The boys are sleeping in school halls until a new dorm can be built for them. Wee Pans children, staff, families and friends have raised an incredible £3550 to send to CDC School to rebuild the dorm for the boys. In 10 years of partnership with Burmese migrant schools, I have never known anything like the generosity of this Prestonpans community.
It’s a joy and privilege for me to be able to tell CDC School that we can help them build a stronger dorm for the boys and teachers. . You can see them here at their annual school opening prizegiving assembly. They have had their ‘summer/hot season’ holiday and school has just opened for a new session. Some of the boys and teachers who lived in the burnt down dorm are in this picture.
You will see if you read further down this blog that the hospital that runs the school was flooded in 2013, just after we left. The resilience these leaders face against incredible hurdles in every aspect of their lives is humbling. We are honoured to be their friends.
This is why I am back to blogging. I have been accepted to study on the SCEL Fellowship Programme for the next 11 months. I’m NOT leaving Prestonpans Infant School. I’ve been there for 3.5 years now and am really enjoying working in a great community with early years children and families and a tremendous staff team. This study opportunity is over and above the day job. Having loved the stimulation and intellectual rigour of SQH, I am very excited to be returning to study around an issue I have always been passionate about – nowadays it’s known as SOCIAL JUSTICE.
The area of study I choose has to be negotiated with East Lothian Council to reflect their priorities. So within the broad parameters of my Social Justice interests and East Lothian Council Integrated Children’s Services priorities, we have agreed on this area of study….
Which early learning approaches and policies enable Scotland’s practitioners and families to close the attainment and achievement gap for Early Level (3-5yrs) pupils at risk of failing to learn?
The programme starts on 20/21 March 2015 but my thinking started probably in 1972, aged 15, when I began volunteering at a local children’s home so it’s been brewing a long time. The Scottish Government have made Equality and the closing of the Poverty Attainment Gap an increasing priority over the last 5 years or so, but particularly recently with the recently announced Scottish Attainment Challenge. They have also focussed on the importance of Scotland’s Children having the ‘best start in life’ through their initiative, the Early Years Collaborative, which adopts improvement science methodology to improve outcomes. This year, the Scottish Government has increased funding to give 600 hrs of Early Learning and Childcare to all 3 and 4 year olds and to some 2 year olds. So there’s plenty to consider and the main task I am faced with now is limiting all the factors and issues to a few key areas of investigation. Watch this space…

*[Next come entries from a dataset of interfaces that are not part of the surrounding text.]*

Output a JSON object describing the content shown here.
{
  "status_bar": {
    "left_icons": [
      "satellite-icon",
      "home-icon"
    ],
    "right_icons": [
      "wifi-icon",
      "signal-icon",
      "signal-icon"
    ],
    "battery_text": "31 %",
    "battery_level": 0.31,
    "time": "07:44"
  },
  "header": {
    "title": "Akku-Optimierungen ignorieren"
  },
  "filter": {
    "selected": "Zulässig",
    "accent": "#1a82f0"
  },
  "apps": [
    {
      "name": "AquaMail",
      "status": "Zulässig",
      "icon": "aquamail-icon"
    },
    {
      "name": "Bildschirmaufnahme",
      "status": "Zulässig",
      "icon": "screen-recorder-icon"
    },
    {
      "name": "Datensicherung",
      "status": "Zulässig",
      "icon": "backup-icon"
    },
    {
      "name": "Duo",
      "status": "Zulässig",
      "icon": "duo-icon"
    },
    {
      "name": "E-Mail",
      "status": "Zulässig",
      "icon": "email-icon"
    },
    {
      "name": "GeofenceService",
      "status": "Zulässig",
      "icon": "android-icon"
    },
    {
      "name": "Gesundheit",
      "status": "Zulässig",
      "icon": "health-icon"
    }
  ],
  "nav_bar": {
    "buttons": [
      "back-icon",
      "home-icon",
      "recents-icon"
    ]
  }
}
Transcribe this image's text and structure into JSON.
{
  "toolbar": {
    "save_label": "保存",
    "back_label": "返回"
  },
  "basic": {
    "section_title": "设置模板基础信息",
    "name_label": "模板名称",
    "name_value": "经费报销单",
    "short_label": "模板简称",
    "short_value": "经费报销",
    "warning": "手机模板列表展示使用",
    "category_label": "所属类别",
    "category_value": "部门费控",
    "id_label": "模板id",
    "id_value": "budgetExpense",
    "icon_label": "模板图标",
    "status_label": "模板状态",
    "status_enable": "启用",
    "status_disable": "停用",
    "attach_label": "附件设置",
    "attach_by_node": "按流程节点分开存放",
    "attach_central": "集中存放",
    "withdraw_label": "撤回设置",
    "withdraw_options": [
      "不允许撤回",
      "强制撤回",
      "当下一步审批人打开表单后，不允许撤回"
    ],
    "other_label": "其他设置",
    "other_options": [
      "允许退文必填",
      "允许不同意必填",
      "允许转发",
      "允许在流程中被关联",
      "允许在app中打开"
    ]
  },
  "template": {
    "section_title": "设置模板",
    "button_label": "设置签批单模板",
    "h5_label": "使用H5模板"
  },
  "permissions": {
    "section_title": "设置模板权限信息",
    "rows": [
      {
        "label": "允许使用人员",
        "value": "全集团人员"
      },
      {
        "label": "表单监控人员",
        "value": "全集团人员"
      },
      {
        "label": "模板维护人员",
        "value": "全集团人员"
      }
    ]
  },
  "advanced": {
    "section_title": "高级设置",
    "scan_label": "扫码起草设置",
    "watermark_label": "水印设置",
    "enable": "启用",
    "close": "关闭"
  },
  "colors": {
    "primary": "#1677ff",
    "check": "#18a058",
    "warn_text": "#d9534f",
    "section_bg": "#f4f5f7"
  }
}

I haven’t blogged since 2013. Twitter has taken over as my preferred social media, even though it’s a challenge to communicate in 140 characters. I’ll tell you the reason I’ve decided to come back to blogging in the next post…..